Return to Seller
|March 2021||Sotheby's London - United Kingdom||Dancer (red) - Signed Print|
|September 2020||Christie's London - United Kingdom||Dancer (red) - Signed Print|
|May 2020||Christie's New York - United States||Dancer (red) - Signed Print|
|March 2020||Christie's London - United Kingdom||Dancer (red) - Signed Print|
|October 2019||Christie's New York - United States||Dancer (red) - Signed Print|
|September 2019||Christie's London - United Kingdom||Dancer (red) - Signed Print|
|April 2019||Tate Ward Auctions - United Kingdom||Dancer (red) - Signed Print|
Dancer (red) is a screen print released in 2011 as a signed edition of 250.
Dancer is a digital pigment print in black, red and white, on stiff wove paper. In this piece, the stickman rebels against the stasis of his contemporaries in prints like Walk and Hip.
Depicting a dancing stickman, Dancer draws a strong contrast with the stasis which marks the majority of Stik’s work where the stickman is usually still, or at least unsteady on his feet. In Dancer, the movement of the figure is obvious, palpable and deliberate as the figure’s limbs extend and contort outwards.
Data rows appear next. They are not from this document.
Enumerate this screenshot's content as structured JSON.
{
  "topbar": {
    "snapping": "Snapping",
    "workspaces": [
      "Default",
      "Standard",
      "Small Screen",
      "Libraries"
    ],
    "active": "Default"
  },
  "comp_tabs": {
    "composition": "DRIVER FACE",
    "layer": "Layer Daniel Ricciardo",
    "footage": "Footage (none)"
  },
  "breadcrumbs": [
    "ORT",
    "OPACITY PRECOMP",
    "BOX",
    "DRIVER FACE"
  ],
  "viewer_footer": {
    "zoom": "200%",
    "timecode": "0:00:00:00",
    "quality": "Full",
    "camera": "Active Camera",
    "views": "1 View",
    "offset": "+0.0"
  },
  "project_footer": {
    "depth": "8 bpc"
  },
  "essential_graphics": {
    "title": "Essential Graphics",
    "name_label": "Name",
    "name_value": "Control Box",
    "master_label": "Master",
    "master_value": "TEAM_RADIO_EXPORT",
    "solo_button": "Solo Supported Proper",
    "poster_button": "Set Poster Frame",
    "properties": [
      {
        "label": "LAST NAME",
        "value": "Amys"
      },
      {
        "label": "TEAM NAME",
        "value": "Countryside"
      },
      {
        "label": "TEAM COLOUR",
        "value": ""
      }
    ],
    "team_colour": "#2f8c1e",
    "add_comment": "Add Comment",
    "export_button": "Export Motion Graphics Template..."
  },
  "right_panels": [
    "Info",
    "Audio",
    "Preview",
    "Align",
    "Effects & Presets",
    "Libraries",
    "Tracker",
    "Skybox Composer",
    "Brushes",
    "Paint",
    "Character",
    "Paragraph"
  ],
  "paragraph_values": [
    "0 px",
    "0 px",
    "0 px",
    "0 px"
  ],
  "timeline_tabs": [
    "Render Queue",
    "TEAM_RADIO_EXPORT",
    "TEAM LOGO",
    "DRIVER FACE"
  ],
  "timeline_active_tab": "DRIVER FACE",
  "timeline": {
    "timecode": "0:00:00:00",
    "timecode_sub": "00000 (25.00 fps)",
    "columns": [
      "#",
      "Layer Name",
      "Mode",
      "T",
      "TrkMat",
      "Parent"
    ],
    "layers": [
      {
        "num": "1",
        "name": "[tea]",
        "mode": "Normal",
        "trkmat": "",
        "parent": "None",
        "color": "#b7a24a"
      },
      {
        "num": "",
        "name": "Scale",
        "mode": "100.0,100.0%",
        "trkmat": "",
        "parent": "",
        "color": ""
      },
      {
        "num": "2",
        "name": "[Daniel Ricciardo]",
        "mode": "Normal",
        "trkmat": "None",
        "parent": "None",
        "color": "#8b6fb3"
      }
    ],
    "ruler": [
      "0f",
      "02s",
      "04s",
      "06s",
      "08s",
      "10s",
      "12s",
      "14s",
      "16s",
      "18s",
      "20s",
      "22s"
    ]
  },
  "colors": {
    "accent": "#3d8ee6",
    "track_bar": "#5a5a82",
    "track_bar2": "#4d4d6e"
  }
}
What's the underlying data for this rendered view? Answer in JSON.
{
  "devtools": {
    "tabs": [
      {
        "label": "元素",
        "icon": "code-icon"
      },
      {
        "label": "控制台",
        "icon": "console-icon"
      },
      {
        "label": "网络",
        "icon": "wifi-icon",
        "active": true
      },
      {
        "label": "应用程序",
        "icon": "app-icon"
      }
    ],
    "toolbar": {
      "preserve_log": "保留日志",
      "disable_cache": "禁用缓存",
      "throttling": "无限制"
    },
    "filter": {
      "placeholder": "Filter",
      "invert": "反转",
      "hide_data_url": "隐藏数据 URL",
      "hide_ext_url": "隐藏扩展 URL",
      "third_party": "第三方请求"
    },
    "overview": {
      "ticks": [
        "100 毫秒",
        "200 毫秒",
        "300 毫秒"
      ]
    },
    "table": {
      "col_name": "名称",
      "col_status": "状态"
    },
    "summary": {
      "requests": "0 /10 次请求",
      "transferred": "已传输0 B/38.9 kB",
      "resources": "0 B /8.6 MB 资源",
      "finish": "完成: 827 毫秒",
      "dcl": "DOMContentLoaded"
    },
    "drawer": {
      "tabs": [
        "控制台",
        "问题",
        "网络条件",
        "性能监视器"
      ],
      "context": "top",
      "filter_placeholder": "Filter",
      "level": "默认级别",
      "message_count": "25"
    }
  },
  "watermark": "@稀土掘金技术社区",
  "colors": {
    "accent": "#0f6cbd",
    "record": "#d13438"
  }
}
Yet there remains an awkwardness and discomfort in the figure’s gait; the stick man could be stretching or straining rather than joyfully dancing. Nevertheless, there is an air of liberation, emphasised by the figure lacking the disconcerted gaze which defines iconic pieces such as Big Mother and Holding Hands.
The idea that Stik’s figures are constituted by ‘lines of consciousness’ in a rejection of strict anatomical reality, as Anthony Haden-Guest describes in the foreword to Stik’s 2015 book, is at the forefront in Dancer. The artist’s lines effortlessly convey the ineffably freeing feeling of dance.